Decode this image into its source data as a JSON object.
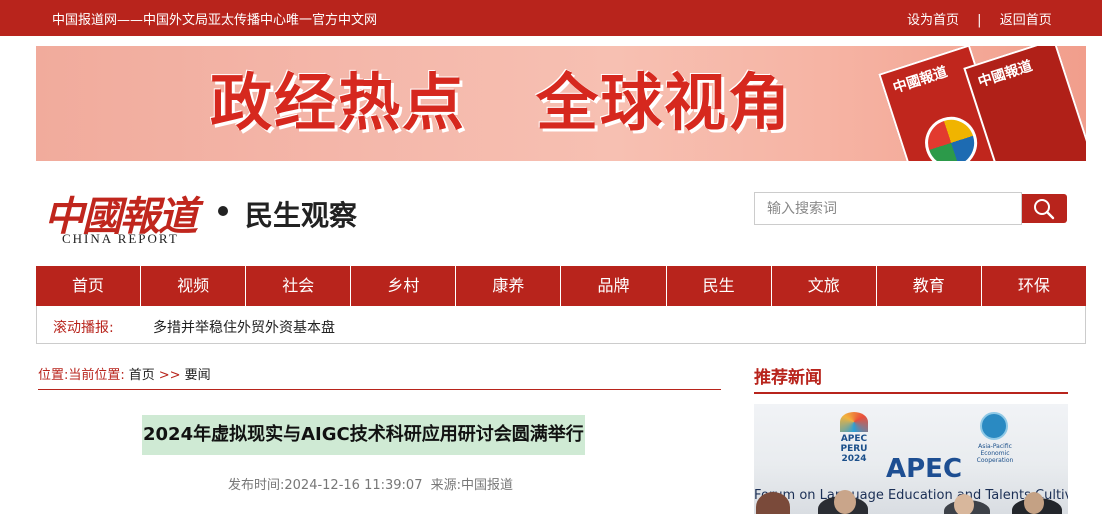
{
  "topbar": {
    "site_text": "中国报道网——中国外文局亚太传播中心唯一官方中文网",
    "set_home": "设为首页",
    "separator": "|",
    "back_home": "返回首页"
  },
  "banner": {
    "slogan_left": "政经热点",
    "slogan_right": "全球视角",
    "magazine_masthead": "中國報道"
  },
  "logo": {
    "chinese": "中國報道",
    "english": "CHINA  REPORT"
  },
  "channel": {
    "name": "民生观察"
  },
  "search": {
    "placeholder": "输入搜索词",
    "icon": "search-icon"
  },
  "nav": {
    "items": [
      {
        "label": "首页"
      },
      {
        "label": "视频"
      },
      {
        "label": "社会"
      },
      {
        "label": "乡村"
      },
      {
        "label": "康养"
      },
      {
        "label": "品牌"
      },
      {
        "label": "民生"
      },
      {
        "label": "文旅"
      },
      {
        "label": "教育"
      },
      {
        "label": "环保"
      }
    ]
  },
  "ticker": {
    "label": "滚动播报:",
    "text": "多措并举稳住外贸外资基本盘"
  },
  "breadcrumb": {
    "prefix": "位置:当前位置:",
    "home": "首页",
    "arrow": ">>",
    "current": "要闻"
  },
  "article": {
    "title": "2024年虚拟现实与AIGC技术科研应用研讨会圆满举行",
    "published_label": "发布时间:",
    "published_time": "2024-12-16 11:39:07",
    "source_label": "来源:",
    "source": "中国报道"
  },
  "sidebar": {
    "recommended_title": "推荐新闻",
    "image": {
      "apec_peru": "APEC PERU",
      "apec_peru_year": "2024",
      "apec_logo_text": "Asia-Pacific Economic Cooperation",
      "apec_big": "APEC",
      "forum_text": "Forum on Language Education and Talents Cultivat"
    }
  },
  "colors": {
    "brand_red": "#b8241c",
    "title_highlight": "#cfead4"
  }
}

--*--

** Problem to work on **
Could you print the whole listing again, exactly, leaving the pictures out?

** Exercise answer **
Decode this image into its source data as a JSON object.
{
  "topbar": {
    "site_text": "中国报道网——中国外文局亚太传播中心唯一官方中文网",
    "set_home": "设为首页",
    "separator": "|",
    "back_home": "返回首页"
  },
  "banner": {
    "slogan_left": "政经热点",
    "slogan_right": "全球视角",
    "magazine_masthead": "中國報道"
  },
  "logo": {
    "chinese": "中國報道",
    "english": "CHINA  REPORT"
  },
  "channel": {
    "name": "民生观察"
  },
  "search": {
    "placeholder": "输入搜索词",
    "icon": "search-icon"
  },
  "nav": {
    "items": [
      {
        "label": "首页"
      },
      {
        "label": "视频"
      },
      {
        "label": "社会"
      },
      {
        "label": "乡村"
      },
      {
        "label": "康养"
      },
      {
        "label": "品牌"
      },
      {
        "label": "民生"
      },
      {
        "label": "文旅"
      },
      {
        "label": "教育"
      },
      {
        "label": "环保"
      }
    ]
  },
  "ticker": {
    "label": "滚动播报:",
    "text": "多措并举稳住外贸外资基本盘"
  },
  "breadcrumb": {
    "prefix": "位置:当前位置:",
    "home": "首页",
    "arrow": ">>",
    "current": "要闻"
  },
  "article": {
    "title": "2024年虚拟现实与AIGC技术科研应用研讨会圆满举行",
    "published_label": "发布时间:",
    "published_time": "2024-12-16 11:39:07",
    "source_label": "来源:",
    "source": "中国报道"
  },
  "sidebar": {
    "recommended_title": "推荐新闻",
    "image": {
      "apec_peru": "APEC PERU",
      "apec_peru_year": "2024",
      "apec_logo_text": "Asia-Pacific Economic Cooperation",
      "apec_big": "APEC",
      "forum_text": "Forum on Language Education and Talents Cultivat"
    }
  },
  "colors": {
    "brand_red": "#b8241c",
    "title_highlight": "#cfead4"
  }
}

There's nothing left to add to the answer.